"There was blood coming out of her eyes, blood coming out of her... wherever."
These words Donald Trump used to describe Megyn Kelly after she challenged him in the August debate were incredibly offensive. It was unbelievable to me that someone would utter those things about a woman, let alone someone who aspired to be the president. I reviewed other quotes that Trump used to describe Kelly such as "a bimbo" and a "lightweight." And then the coup d'etat: retweeting a post describing her as a bimbo with pictures of a photo shoot she did in 2010.
First, it is 2016. Aren't we more advanced than that yet? Doesn't a woman have the right to be attractive and smart? Doesn't a woman get to decide how she presents herself to the world? While I'm not sure the photo shoot was the best career decision Kelly made, I don't get to judge her and certainly Trump shouldn't get to attack her in this way.
As I've reflected since then, it wasn't that shocking. Every day, we are assaulted by offensive discourse related to women. Recently, I came across an article entitled "Scientists have Discovered what Causes Resting Bitch Face." It was, however, the Washington Post so I had to read it.
It was indeed real. And lest I continue to doubt, I found more articles such as "Resting Bitch Face is Real" on CNN.com.
So if you've been living under a rock, as I apparently was, "Resting Bitch Face" is an unintentional expression on faces that reflects boredom, disdain or contempt. If you're afflicted with this countenance, you're in good company with Queen Elizabeth, Kristen Stewart, Anna Kendrick and Demi Moore.
As I searched the Internet, I was surprised at how many legitimate news organizations devoted an article to it. It was the name of the expression, however, that got to me. "Resting Bitch Face," really?
First, it's a ludicrous name and therefore I will be using the acronym, RBF, as much as possible. Secondly, it's disturbing. In the articles, there were passing references to one male that had RBF, Kanye West. It seemed all the authors felt they had done their duty and were free of perpetuating sexism by citing West. Some articles mentioned toward the end that RBF wasn't limited to females and yet, let's look at the name a little closer. By using the word "bitch," the description automatically has a female connotation since that is one of the dictionary definitions and in our pop culture, bitch is almost exclusively used to describe women. Clearly, it doesn't have a positive association.
Next question. Why is it okay to designate women with this moniker?
The only interesting tidbit I got out of the articles was that Anna Kendrick felt that her career had been affected by her RBF expression. She said that as a young actress, people would tell her that she looked unhappy and urged her to look happier. They urged her to smile more and it was quite disconcerting to her.

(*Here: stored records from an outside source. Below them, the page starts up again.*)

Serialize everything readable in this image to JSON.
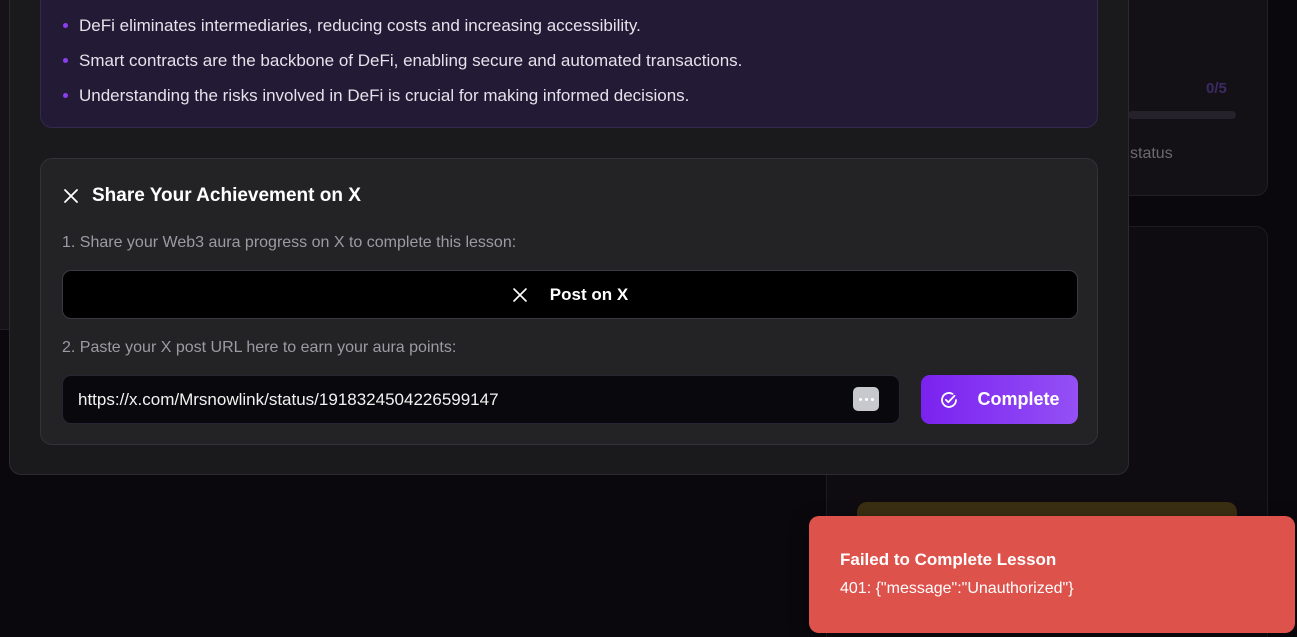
{
  "takeaways": [
    "DeFi eliminates intermediaries, reducing costs and increasing accessibility.",
    "Smart contracts are the backbone of DeFi, enabling secure and automated transactions.",
    "Understanding the risks involved in DeFi is crucial for making informed decisions."
  ],
  "share": {
    "title": "Share Your Achievement on X",
    "step1": "1. Share your Web3 aura progress on X to complete this lesson:",
    "post_button": "Post on X",
    "step2": "2. Paste your X post URL here to earn your aura points:",
    "url_value": "https://x.com/Mrsnowlink/status/1918324504226599147",
    "complete_button": "Complete"
  },
  "background": {
    "progress_count": "0/5",
    "status_text": "status"
  },
  "toast": {
    "title": "Failed to Complete Lesson",
    "message": "401: {\"message\":\"Unauthorized\"}"
  },
  "colors": {
    "accent": "#7a22f0",
    "toast_bg": "#de524c",
    "modal_bg": "#1a1a1d",
    "takeaways_bg": "#231a35"
  },
  "icons": {
    "share_title_icon": "x-logo-icon",
    "post_button_icon": "x-logo-icon",
    "input_icon": "password-manager-dots-icon",
    "complete_icon": "check-circle-icon"
  }
}
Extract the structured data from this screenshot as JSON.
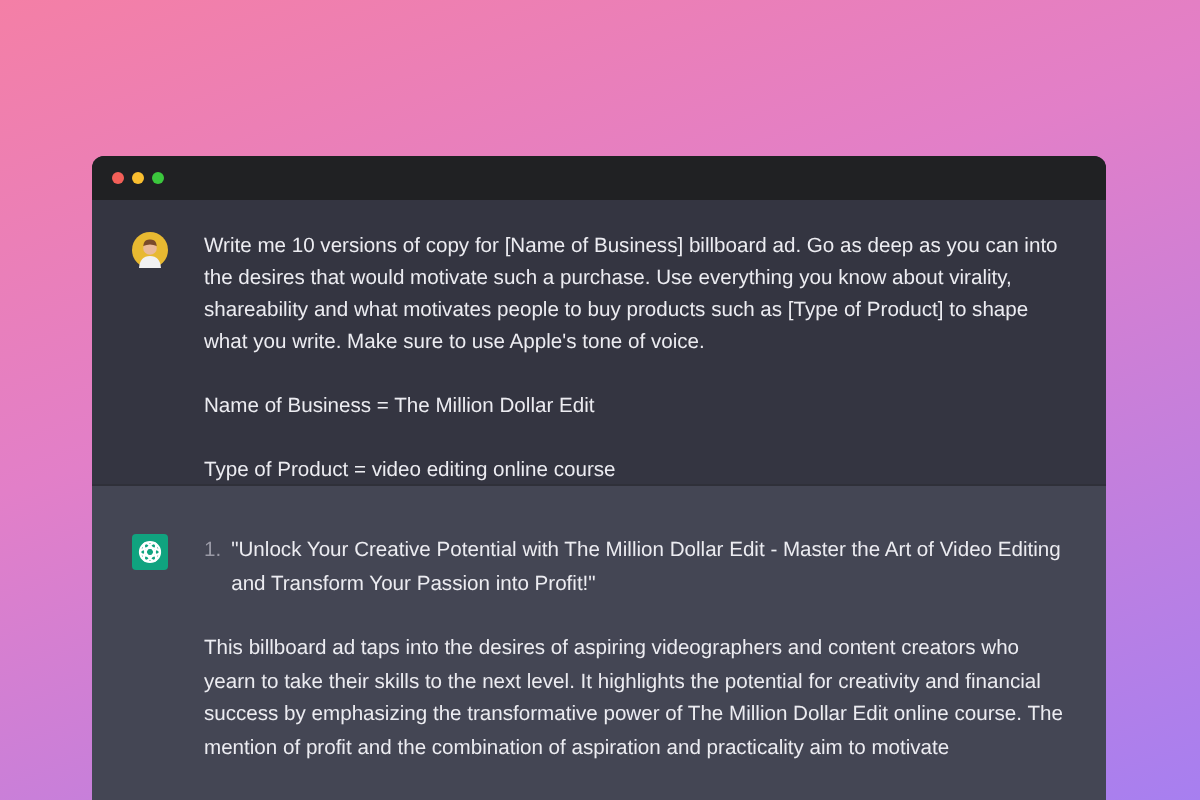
{
  "user_message": {
    "paragraphs": [
      "Write me 10 versions of copy for [Name of Business] billboard ad. Go as deep as you can into the desires that would motivate such a purchase. Use everything you know about virality, shareability and what motivates people to buy products such as [Type of Product] to shape what you write. Make sure to use Apple's tone of voice.",
      "Name of Business = The Million Dollar Edit",
      "Type of Product = video editing online course"
    ]
  },
  "assistant_message": {
    "list": [
      {
        "number": "1.",
        "text": "\"Unlock Your Creative Potential with The Million Dollar Edit - Master the Art of Video Editing and Transform Your Passion into Profit!\""
      }
    ],
    "paragraphs": [
      "This billboard ad taps into the desires of aspiring videographers and content creators who yearn to take their skills to the next level. It highlights the potential for creativity and financial success by emphasizing the transformative power of The Million Dollar Edit online course. The mention of profit and the combination of aspiration and practicality aim to motivate"
    ]
  }
}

This resonated with me. Until recently, I had always been told I had a happy, enthusiastic countenance. It was part of my nature I figured and after my first job at Disney back when I was 16, that positive presentation to the public was in my veins. I didn't think much of it until a manager at a company started saying something different.
This occurred recently and I wonder if it's related to my age. I'm getting older but I thought, "Surely, my face can't have changed that much. Surely, my smile is still sunny..." I started to wonder if these comments were code for "You don't look youthful enough." After all, the manager who said it was an appearance-obsessed manager who said I needed to be "peppier" and have "more energy."
Regardless, one's face and one's smiles should be proprietary. Unless we are being absolutely miserable or nasty in a public relations position, shouldn't we have the right to regulate our expressions and faces?
The idea that women could be identified with "Resting Bitch Face" and that it was considered a malady is concerning to me. The fact that sites with thousands of views are devoted to this "facial type" is also worrisome.
How women are portrayed in popular culture has always been a thorny issue. With the Internet's power in our lives, the issue of women and their appearance has become even more of a hot button issue. With a few computer strokes, tons of sites popped up about RBF, plastic surgery, celebrities and their plastic surgery triumphs or disasters. One that caught my eye was "53 Celebrities who Completely Ruined their Faces."
In fact, two celebrities that have been vilified recently in the media for their faces were Carrie Fisher and Meg Ryan. Two of America's sweethearts. Ahhh, how fickle you are, America.
Once upon a time, that was called bullying. It was considered poor taste to denigrate someone's looks but now it's a recreational sport.
I have to admire how they both responded. Meg Ryan said in an interview that she was tired of all the comments on her face and that there are "more important conversations." And Carrie Fisher, with her typical moxie, let loose with these quotations: "My body has not aged as well as I have" and "My body is my brain bag. It hauls me around to those places and in front of faces where there's something to say or see." And the ultimate from Fisher: "Youth and Beauty are not accomplishments. They're the temporary happy byproducts of time and/or DNA."
These quotations point to some valid wisdom. We need to have the "important conversations." We need to recognize that aging happens but that aging isn't just about the exterior. We should value our brains and not just the vessel that carries our brains. While we can appreciate youth and beauty, they are fleeting. They are not accomplishments.
Beyond this wisdom, there is a basic problem with what started me thinking about all this in the first place: Resting Bitch Face. Our faces, our expressions, our smiles, our neutral looks are individual possessions. They are not up for grabs. We have the right to be who we are, without horrific labels to define and limit us, extolling only one kind of look, one kind of beauty.
It makes me think of "The Love Song of J. Alfred Prufrock" and these lines: "And I have known the eyes already, known them all--/The eyes that fix you in a formulated phrase,/And when I am formulated, sprawling on a pin,/When I am pinned and wriggling on the wall." Why is it acceptable to do this to women, to "fix them in a formulated phrase?" As Eliot wrote, "Do I dare to disturb the universe?"
As I think of RBF and the other conversations about women, appearances, judgements, fixed ideas of beauty, I think, "Do we dare to disturb the universe?" Let's not accept these demeaning definitions and limitations. Let's not join in with conversations about superficialities. Let's have more of the truly important conversations.
And when issues that are not related to our skills, experience, and abilities are brought up at work and used to disparage us, let's challenge those in authority. Having a "happy face" or a "youthful face" is rarely a bonafide occupational qualification. As for me, I left that company pretty quickly after those comments. I'd rather work for someone who respected what I have to offer. While I will always groom myself professionally and present my "best face forward," I know that I am more than just a face.
Maybe we will evolve a bit as a culture. Maybe the next big thing will be "Resting Benevolent Face," "Resting Contemplative Face," or "Resting Kind Face." Or maybe the next headline will be about what causes people to label others with names like "Resting Bitch Face" or "bimbo." I can dream, right?
Em Powers Hunter is a writer who has been recognized for "Excellence in Commentary" and whose work has appeared in over 45 publications, including the Washington Post, USA Today, and the Christian Science Monitor.